For most people, there is no scarier diagnosis than that of cancer. While treatments including chemotherapy and radiotherapy have been used since the 1940s and late 1800s, respectively, immunotherapy has more recently emerged as a viable and successful approach to cancer treatment.
A team of scientists has unraveled the molecular mechanism behind one of the causes of colorectal cancer, and a treatment target.
Analysis of the genomes of 28,000 tumors from 66 types of cancer has led to the identification of 568 cancer driver genes
In a paper published in the journal Cancer Research, professor Levi Waldron, post-doctoral fellow Ludwig Geistlinger, and colleagues at the Institute for Implementation Science in Population Health at the CUNY Graduate School of Public Health and Health Policy) provide new insights into how ovarian cancer grows and evolves within a person.

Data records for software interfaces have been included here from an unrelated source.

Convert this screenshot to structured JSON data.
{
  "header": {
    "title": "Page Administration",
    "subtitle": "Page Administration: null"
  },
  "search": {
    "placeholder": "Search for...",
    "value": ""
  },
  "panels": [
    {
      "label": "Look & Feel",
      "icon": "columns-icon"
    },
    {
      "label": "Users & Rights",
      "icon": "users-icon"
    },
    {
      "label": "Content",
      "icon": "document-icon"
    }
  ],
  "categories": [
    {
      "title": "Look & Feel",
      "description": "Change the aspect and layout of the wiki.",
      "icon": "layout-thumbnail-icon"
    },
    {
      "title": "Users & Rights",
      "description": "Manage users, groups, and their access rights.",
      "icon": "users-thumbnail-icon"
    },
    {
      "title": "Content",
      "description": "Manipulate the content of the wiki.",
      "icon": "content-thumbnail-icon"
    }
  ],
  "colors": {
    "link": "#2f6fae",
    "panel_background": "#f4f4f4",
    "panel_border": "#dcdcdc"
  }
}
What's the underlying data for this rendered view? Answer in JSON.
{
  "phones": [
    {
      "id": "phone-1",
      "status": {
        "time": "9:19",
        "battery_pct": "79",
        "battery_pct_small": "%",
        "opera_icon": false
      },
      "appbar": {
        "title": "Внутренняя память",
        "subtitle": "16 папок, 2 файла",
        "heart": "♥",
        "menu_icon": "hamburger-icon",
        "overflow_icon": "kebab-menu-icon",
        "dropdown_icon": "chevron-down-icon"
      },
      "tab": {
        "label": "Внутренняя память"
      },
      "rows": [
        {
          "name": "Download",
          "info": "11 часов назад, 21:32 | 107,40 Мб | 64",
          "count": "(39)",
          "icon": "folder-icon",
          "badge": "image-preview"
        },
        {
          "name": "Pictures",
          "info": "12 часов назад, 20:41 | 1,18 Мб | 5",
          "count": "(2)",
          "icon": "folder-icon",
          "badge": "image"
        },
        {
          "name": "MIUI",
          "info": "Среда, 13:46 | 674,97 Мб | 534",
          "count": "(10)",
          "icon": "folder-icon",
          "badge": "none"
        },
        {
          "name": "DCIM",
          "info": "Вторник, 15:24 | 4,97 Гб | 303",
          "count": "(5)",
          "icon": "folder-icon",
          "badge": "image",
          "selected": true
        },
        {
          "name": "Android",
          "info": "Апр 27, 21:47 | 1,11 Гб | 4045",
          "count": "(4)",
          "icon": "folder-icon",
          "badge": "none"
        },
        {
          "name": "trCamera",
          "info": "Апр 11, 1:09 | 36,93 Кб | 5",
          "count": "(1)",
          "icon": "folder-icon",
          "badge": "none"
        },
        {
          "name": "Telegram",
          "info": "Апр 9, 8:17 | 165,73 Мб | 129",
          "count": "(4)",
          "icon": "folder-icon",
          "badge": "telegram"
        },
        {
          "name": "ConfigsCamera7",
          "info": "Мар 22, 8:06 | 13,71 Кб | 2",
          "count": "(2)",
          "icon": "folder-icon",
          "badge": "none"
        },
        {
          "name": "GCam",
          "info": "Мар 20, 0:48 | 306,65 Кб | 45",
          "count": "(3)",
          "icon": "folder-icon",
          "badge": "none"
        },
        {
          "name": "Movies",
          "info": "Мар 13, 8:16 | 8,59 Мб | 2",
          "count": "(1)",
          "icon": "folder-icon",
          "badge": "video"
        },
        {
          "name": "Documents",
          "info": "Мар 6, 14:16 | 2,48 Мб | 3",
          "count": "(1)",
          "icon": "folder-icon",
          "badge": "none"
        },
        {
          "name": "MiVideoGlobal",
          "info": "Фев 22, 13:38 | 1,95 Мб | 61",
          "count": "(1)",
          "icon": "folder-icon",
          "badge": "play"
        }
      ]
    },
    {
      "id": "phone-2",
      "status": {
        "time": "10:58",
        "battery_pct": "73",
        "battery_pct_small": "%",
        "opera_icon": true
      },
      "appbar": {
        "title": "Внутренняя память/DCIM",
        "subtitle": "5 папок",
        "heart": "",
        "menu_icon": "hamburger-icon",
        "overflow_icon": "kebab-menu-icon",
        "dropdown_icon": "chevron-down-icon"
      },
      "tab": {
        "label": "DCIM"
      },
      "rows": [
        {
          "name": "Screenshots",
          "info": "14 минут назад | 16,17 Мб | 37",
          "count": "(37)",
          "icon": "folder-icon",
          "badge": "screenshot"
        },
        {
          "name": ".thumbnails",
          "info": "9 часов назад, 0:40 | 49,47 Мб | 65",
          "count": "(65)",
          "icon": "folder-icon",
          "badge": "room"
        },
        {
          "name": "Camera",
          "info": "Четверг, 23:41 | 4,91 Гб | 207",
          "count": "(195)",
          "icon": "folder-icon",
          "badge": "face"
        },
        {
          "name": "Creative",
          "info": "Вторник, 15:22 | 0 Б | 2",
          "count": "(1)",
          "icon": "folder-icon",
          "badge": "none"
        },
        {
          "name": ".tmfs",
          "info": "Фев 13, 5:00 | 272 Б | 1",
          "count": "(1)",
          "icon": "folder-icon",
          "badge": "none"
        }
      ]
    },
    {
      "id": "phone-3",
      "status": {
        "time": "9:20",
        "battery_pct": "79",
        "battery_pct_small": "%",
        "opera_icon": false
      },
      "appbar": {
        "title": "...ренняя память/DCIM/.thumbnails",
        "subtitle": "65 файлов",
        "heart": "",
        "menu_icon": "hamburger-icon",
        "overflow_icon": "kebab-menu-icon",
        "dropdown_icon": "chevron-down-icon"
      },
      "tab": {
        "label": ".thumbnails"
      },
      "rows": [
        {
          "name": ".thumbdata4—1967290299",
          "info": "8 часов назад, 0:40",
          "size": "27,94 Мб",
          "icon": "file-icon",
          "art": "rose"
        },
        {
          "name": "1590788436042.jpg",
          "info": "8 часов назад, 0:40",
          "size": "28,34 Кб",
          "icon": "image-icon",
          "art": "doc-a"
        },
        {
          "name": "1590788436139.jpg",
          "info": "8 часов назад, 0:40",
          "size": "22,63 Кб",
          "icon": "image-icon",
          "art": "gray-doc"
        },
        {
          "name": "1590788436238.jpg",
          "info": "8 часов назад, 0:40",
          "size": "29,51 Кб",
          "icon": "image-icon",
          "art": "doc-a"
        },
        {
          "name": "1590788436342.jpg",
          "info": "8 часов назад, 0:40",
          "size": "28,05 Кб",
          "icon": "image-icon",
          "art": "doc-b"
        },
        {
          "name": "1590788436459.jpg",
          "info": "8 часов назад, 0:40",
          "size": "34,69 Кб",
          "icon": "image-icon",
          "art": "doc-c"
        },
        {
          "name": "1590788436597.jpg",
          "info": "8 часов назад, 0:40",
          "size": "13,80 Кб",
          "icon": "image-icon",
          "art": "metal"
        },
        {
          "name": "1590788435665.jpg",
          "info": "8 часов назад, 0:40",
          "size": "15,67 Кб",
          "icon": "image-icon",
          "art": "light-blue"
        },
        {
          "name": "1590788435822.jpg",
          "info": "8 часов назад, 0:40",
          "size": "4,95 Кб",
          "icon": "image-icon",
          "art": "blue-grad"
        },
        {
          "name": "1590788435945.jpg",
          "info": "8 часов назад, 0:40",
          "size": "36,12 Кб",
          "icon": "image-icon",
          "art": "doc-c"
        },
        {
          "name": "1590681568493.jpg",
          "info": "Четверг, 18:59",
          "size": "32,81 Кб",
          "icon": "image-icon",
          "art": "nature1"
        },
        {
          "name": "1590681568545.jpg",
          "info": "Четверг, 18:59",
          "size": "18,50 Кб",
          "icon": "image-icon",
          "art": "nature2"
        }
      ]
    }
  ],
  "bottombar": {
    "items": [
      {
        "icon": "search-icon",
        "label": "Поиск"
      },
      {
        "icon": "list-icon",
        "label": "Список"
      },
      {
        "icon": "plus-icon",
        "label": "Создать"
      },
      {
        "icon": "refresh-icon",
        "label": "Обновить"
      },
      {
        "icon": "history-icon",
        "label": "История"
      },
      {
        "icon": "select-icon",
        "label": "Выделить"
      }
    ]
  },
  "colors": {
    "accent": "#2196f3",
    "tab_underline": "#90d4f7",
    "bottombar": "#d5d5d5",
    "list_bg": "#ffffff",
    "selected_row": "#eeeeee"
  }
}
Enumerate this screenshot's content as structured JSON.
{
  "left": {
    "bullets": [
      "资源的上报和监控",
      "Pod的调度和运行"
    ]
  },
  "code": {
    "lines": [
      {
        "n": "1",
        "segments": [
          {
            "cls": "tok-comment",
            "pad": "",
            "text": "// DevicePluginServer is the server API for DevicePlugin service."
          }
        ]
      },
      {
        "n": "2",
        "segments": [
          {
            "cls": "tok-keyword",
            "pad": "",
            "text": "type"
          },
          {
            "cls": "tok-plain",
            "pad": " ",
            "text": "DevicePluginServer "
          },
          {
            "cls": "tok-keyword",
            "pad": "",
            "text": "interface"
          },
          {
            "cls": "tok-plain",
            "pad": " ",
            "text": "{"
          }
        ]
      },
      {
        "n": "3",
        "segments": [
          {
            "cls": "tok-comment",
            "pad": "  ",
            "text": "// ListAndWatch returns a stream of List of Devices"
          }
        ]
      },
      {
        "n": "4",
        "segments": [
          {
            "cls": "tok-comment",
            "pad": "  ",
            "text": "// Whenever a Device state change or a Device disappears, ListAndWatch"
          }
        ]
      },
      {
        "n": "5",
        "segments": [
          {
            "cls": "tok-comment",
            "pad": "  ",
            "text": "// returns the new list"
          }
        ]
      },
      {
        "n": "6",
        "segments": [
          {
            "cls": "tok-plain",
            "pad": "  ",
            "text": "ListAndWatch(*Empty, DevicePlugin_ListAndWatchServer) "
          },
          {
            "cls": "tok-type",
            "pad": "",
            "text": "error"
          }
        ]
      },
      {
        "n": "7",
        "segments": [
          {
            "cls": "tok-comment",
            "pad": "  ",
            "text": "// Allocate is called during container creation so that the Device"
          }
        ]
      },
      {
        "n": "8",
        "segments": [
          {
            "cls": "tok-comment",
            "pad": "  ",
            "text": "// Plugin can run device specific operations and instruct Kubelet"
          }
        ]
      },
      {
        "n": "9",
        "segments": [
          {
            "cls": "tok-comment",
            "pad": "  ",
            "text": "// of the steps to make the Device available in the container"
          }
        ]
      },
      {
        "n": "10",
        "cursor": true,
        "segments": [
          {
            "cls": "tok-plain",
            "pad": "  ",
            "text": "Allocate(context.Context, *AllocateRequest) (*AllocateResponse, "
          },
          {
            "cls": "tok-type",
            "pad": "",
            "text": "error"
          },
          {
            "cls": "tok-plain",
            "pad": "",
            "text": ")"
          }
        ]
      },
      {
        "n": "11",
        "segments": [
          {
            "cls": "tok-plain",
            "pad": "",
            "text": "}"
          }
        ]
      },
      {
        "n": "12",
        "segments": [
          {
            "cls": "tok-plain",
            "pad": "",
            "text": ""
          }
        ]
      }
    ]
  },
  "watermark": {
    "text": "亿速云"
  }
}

A new study by researchers at the University of Kentucky identifies a novel function of the enzyme spermine synthase (SMS) to facilitate colorectal cancer growth.
The Epstein-Barr virus (EBV), one of the most common human viruses, is associated with about 8-10 per cent of stomach -- or gastric -- cancers, the third leading cause of cancer death globally.
Ashion Analytics LLC today announced a partnership with Elevation Oncology, a clinical stage biopharmaceutical company, focused on the matching of patients with tumors harboring an NRG1 gene fusion identified using Ashion's proprietary GEM ExTra test with CRESTONE, a registration-directed Phase 2 study sponsored by Elevation Oncology.
A new University of California, Irvine-led study reveals a protein responsible for genetic changes resulting in a variety of cancers, may also be the key to more effective, targeted cancer therapy.
The oncogenic herpesvirus (HHV8 or KSHV) causes a cancer known as Kaposi's Sarcoma. An international team of scientists led by the University of Helsinki has discovered key factors that control the genome maintenance and replication of a virus responsible for lymphatic vascular cancer.
Canadian scientists have achieved a first in the study of telomerase, an essential enzyme implicated in aging and cancer.
Essential processes in mammalian cells are controlled by proteins called transcription factors. For example, the transcription factor HIF-1 is triggered by a low-oxygen situation to cause the cell to adapt to decreased oxygen.
Understanding the genetic mutations and protein changes that take place in the progression of cancer is key to its treatment. Mutations in the gene TP53 and concomitant mutant p53 proteins in cancer cells have become notorious over the course of multiple studies of several different types of cancers.
Multiple sclerosis is known as "the disease with a thousand faces" because symptoms and progression can vary dramatically from patient to patient.
In every MS patient cells of their body's own immune system migrate to the brain, where they destroy the myelin sheath.
Human cells respond to stresses like DNA damage, metabolic imbalance and starvation by first trying to repair the problem.
The cover for issue 12 of Oncotarget features Figure 11, "Global analyses of the RNA-Seq data of LNCaP empty vector and LNCaP cells overexpressing hPCL3S (Clone 12)" by Abdelfettah, et al.